Task ▸
Your reply should hold every record exactly as given, with no pictures in it.

Page and application data records ▸
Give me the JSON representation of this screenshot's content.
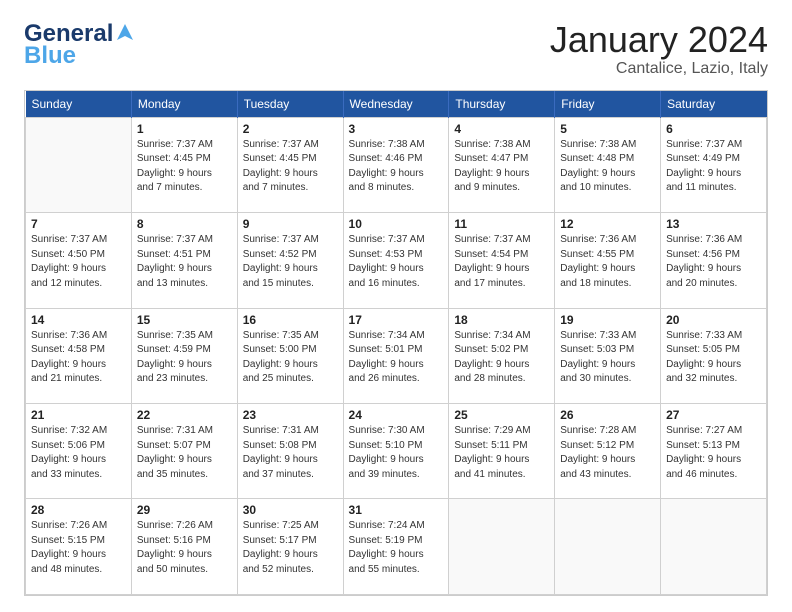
{
  "logo": {
    "line1": "General",
    "line2": "Blue"
  },
  "title": "January 2024",
  "subtitle": "Cantalice, Lazio, Italy",
  "weekdays": [
    "Sunday",
    "Monday",
    "Tuesday",
    "Wednesday",
    "Thursday",
    "Friday",
    "Saturday"
  ],
  "weeks": [
    [
      {
        "day": "",
        "info": ""
      },
      {
        "day": "1",
        "info": "Sunrise: 7:37 AM\nSunset: 4:45 PM\nDaylight: 9 hours\nand 7 minutes."
      },
      {
        "day": "2",
        "info": "Sunrise: 7:37 AM\nSunset: 4:45 PM\nDaylight: 9 hours\nand 7 minutes."
      },
      {
        "day": "3",
        "info": "Sunrise: 7:38 AM\nSunset: 4:46 PM\nDaylight: 9 hours\nand 8 minutes."
      },
      {
        "day": "4",
        "info": "Sunrise: 7:38 AM\nSunset: 4:47 PM\nDaylight: 9 hours\nand 9 minutes."
      },
      {
        "day": "5",
        "info": "Sunrise: 7:38 AM\nSunset: 4:48 PM\nDaylight: 9 hours\nand 10 minutes."
      },
      {
        "day": "6",
        "info": "Sunrise: 7:37 AM\nSunset: 4:49 PM\nDaylight: 9 hours\nand 11 minutes."
      }
    ],
    [
      {
        "day": "7",
        "info": "Sunrise: 7:37 AM\nSunset: 4:50 PM\nDaylight: 9 hours\nand 12 minutes."
      },
      {
        "day": "8",
        "info": "Sunrise: 7:37 AM\nSunset: 4:51 PM\nDaylight: 9 hours\nand 13 minutes."
      },
      {
        "day": "9",
        "info": "Sunrise: 7:37 AM\nSunset: 4:52 PM\nDaylight: 9 hours\nand 15 minutes."
      },
      {
        "day": "10",
        "info": "Sunrise: 7:37 AM\nSunset: 4:53 PM\nDaylight: 9 hours\nand 16 minutes."
      },
      {
        "day": "11",
        "info": "Sunrise: 7:37 AM\nSunset: 4:54 PM\nDaylight: 9 hours\nand 17 minutes."
      },
      {
        "day": "12",
        "info": "Sunrise: 7:36 AM\nSunset: 4:55 PM\nDaylight: 9 hours\nand 18 minutes."
      },
      {
        "day": "13",
        "info": "Sunrise: 7:36 AM\nSunset: 4:56 PM\nDaylight: 9 hours\nand 20 minutes."
      }
    ],
    [
      {
        "day": "14",
        "info": "Sunrise: 7:36 AM\nSunset: 4:58 PM\nDaylight: 9 hours\nand 21 minutes."
      },
      {
        "day": "15",
        "info": "Sunrise: 7:35 AM\nSunset: 4:59 PM\nDaylight: 9 hours\nand 23 minutes."
      },
      {
        "day": "16",
        "info": "Sunrise: 7:35 AM\nSunset: 5:00 PM\nDaylight: 9 hours\nand 25 minutes."
      },
      {
        "day": "17",
        "info": "Sunrise: 7:34 AM\nSunset: 5:01 PM\nDaylight: 9 hours\nand 26 minutes."
      },
      {
        "day": "18",
        "info": "Sunrise: 7:34 AM\nSunset: 5:02 PM\nDaylight: 9 hours\nand 28 minutes."
      },
      {
        "day": "19",
        "info": "Sunrise: 7:33 AM\nSunset: 5:03 PM\nDaylight: 9 hours\nand 30 minutes."
      },
      {
        "day": "20",
        "info": "Sunrise: 7:33 AM\nSunset: 5:05 PM\nDaylight: 9 hours\nand 32 minutes."
      }
    ],
    [
      {
        "day": "21",
        "info": "Sunrise: 7:32 AM\nSunset: 5:06 PM\nDaylight: 9 hours\nand 33 minutes."
      },
      {
        "day": "22",
        "info": "Sunrise: 7:31 AM\nSunset: 5:07 PM\nDaylight: 9 hours\nand 35 minutes."
      },
      {
        "day": "23",
        "info": "Sunrise: 7:31 AM\nSunset: 5:08 PM\nDaylight: 9 hours\nand 37 minutes."
      },
      {
        "day": "24",
        "info": "Sunrise: 7:30 AM\nSunset: 5:10 PM\nDaylight: 9 hours\nand 39 minutes."
      },
      {
        "day": "25",
        "info": "Sunrise: 7:29 AM\nSunset: 5:11 PM\nDaylight: 9 hours\nand 41 minutes."
      },
      {
        "day": "26",
        "info": "Sunrise: 7:28 AM\nSunset: 5:12 PM\nDaylight: 9 hours\nand 43 minutes."
      },
      {
        "day": "27",
        "info": "Sunrise: 7:27 AM\nSunset: 5:13 PM\nDaylight: 9 hours\nand 46 minutes."
      }
    ],
    [
      {
        "day": "28",
        "info": "Sunrise: 7:26 AM\nSunset: 5:15 PM\nDaylight: 9 hours\nand 48 minutes."
      },
      {
        "day": "29",
        "info": "Sunrise: 7:26 AM\nSunset: 5:16 PM\nDaylight: 9 hours\nand 50 minutes."
      },
      {
        "day": "30",
        "info": "Sunrise: 7:25 AM\nSunset: 5:17 PM\nDaylight: 9 hours\nand 52 minutes."
      },
      {
        "day": "31",
        "info": "Sunrise: 7:24 AM\nSunset: 5:19 PM\nDaylight: 9 hours\nand 55 minutes."
      },
      {
        "day": "",
        "info": ""
      },
      {
        "day": "",
        "info": ""
      },
      {
        "day": "",
        "info": ""
      }
    ]
  ]
}
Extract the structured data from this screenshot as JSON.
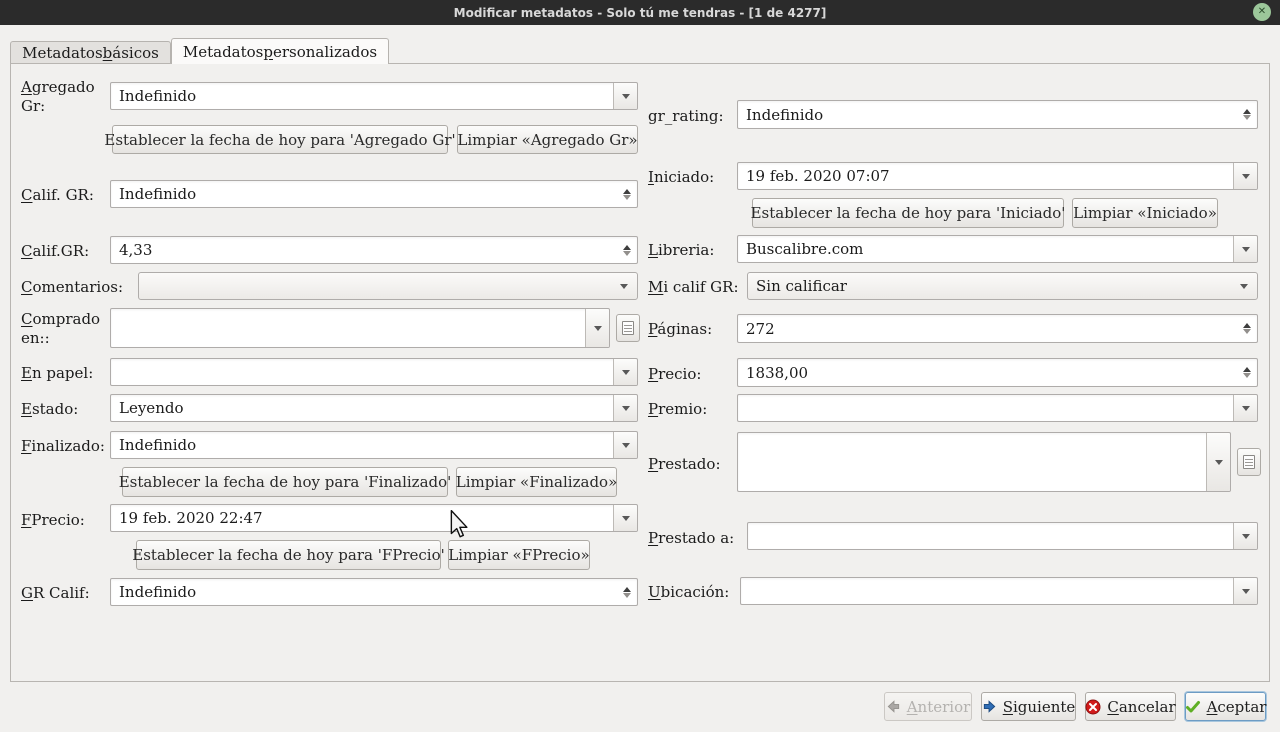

Exercise answer ▸
Give me the JSON representation of this screenshot's content.
{
  "logo": {
    "line1": "General",
    "line2": "Blue"
  },
  "title": "January 2024",
  "subtitle": "Cantalice, Lazio, Italy",
  "weekdays": [
    "Sunday",
    "Monday",
    "Tuesday",
    "Wednesday",
    "Thursday",
    "Friday",
    "Saturday"
  ],
  "weeks": [
    [
      {
        "day": "",
        "info": ""
      },
      {
        "day": "1",
        "info": "Sunrise: 7:37 AM\nSunset: 4:45 PM\nDaylight: 9 hours\nand 7 minutes."
      },
      {
        "day": "2",
        "info": "Sunrise: 7:37 AM\nSunset: 4:45 PM\nDaylight: 9 hours\nand 7 minutes."
      },
      {
        "day": "3",
        "info": "Sunrise: 7:38 AM\nSunset: 4:46 PM\nDaylight: 9 hours\nand 8 minutes."
      },
      {
        "day": "4",
        "info": "Sunrise: 7:38 AM\nSunset: 4:47 PM\nDaylight: 9 hours\nand 9 minutes."
      },
      {
        "day": "5",
        "info": "Sunrise: 7:38 AM\nSunset: 4:48 PM\nDaylight: 9 hours\nand 10 minutes."
      },
      {
        "day": "6",
        "info": "Sunrise: 7:37 AM\nSunset: 4:49 PM\nDaylight: 9 hours\nand 11 minutes."
      }
    ],
    [
      {
        "day": "7",
        "info": "Sunrise: 7:37 AM\nSunset: 4:50 PM\nDaylight: 9 hours\nand 12 minutes."
      },
      {
        "day": "8",
        "info": "Sunrise: 7:37 AM\nSunset: 4:51 PM\nDaylight: 9 hours\nand 13 minutes."
      },
      {
        "day": "9",
        "info": "Sunrise: 7:37 AM\nSunset: 4:52 PM\nDaylight: 9 hours\nand 15 minutes."
      },
      {
        "day": "10",
        "info": "Sunrise: 7:37 AM\nSunset: 4:53 PM\nDaylight: 9 hours\nand 16 minutes."
      },
      {
        "day": "11",
        "info": "Sunrise: 7:37 AM\nSunset: 4:54 PM\nDaylight: 9 hours\nand 17 minutes."
      },
      {
        "day": "12",
        "info": "Sunrise: 7:36 AM\nSunset: 4:55 PM\nDaylight: 9 hours\nand 18 minutes."
      },
      {
        "day": "13",
        "info": "Sunrise: 7:36 AM\nSunset: 4:56 PM\nDaylight: 9 hours\nand 20 minutes."
      }
    ],
    [
      {
        "day": "14",
        "info": "Sunrise: 7:36 AM\nSunset: 4:58 PM\nDaylight: 9 hours\nand 21 minutes."
      },
      {
        "day": "15",
        "info": "Sunrise: 7:35 AM\nSunset: 4:59 PM\nDaylight: 9 hours\nand 23 minutes."
      },
      {
        "day": "16",
        "info": "Sunrise: 7:35 AM\nSunset: 5:00 PM\nDaylight: 9 hours\nand 25 minutes."
      },
      {
        "day": "17",
        "info": "Sunrise: 7:34 AM\nSunset: 5:01 PM\nDaylight: 9 hours\nand 26 minutes."
      },
      {
        "day": "18",
        "info": "Sunrise: 7:34 AM\nSunset: 5:02 PM\nDaylight: 9 hours\nand 28 minutes."
      },
      {
        "day": "19",
        "info": "Sunrise: 7:33 AM\nSunset: 5:03 PM\nDaylight: 9 hours\nand 30 minutes."
      },
      {
        "day": "20",
        "info": "Sunrise: 7:33 AM\nSunset: 5:05 PM\nDaylight: 9 hours\nand 32 minutes."
      }
    ],
    [
      {
        "day": "21",
        "info": "Sunrise: 7:32 AM\nSunset: 5:06 PM\nDaylight: 9 hours\nand 33 minutes."
      },
      {
        "day": "22",
        "info": "Sunrise: 7:31 AM\nSunset: 5:07 PM\nDaylight: 9 hours\nand 35 minutes."
      },
      {
        "day": "23",
        "info": "Sunrise: 7:31 AM\nSunset: 5:08 PM\nDaylight: 9 hours\nand 37 minutes."
      },
      {
        "day": "24",
        "info": "Sunrise: 7:30 AM\nSunset: 5:10 PM\nDaylight: 9 hours\nand 39 minutes."
      },
      {
        "day": "25",
        "info": "Sunrise: 7:29 AM\nSunset: 5:11 PM\nDaylight: 9 hours\nand 41 minutes."
      },
      {
        "day": "26",
        "info": "Sunrise: 7:28 AM\nSunset: 5:12 PM\nDaylight: 9 hours\nand 43 minutes."
      },
      {
        "day": "27",
        "info": "Sunrise: 7:27 AM\nSunset: 5:13 PM\nDaylight: 9 hours\nand 46 minutes."
      }
    ],
    [
      {
        "day": "28",
        "info": "Sunrise: 7:26 AM\nSunset: 5:15 PM\nDaylight: 9 hours\nand 48 minutes."
      },
      {
        "day": "29",
        "info": "Sunrise: 7:26 AM\nSunset: 5:16 PM\nDaylight: 9 hours\nand 50 minutes."
      },
      {
        "day": "30",
        "info": "Sunrise: 7:25 AM\nSunset: 5:17 PM\nDaylight: 9 hours\nand 52 minutes."
      },
      {
        "day": "31",
        "info": "Sunrise: 7:24 AM\nSunset: 5:19 PM\nDaylight: 9 hours\nand 55 minutes."
      },
      {
        "day": "",
        "info": ""
      },
      {
        "day": "",
        "info": ""
      },
      {
        "day": "",
        "info": ""
      }
    ]
  ]
}
Extract the structured data from this screenshot as JSON.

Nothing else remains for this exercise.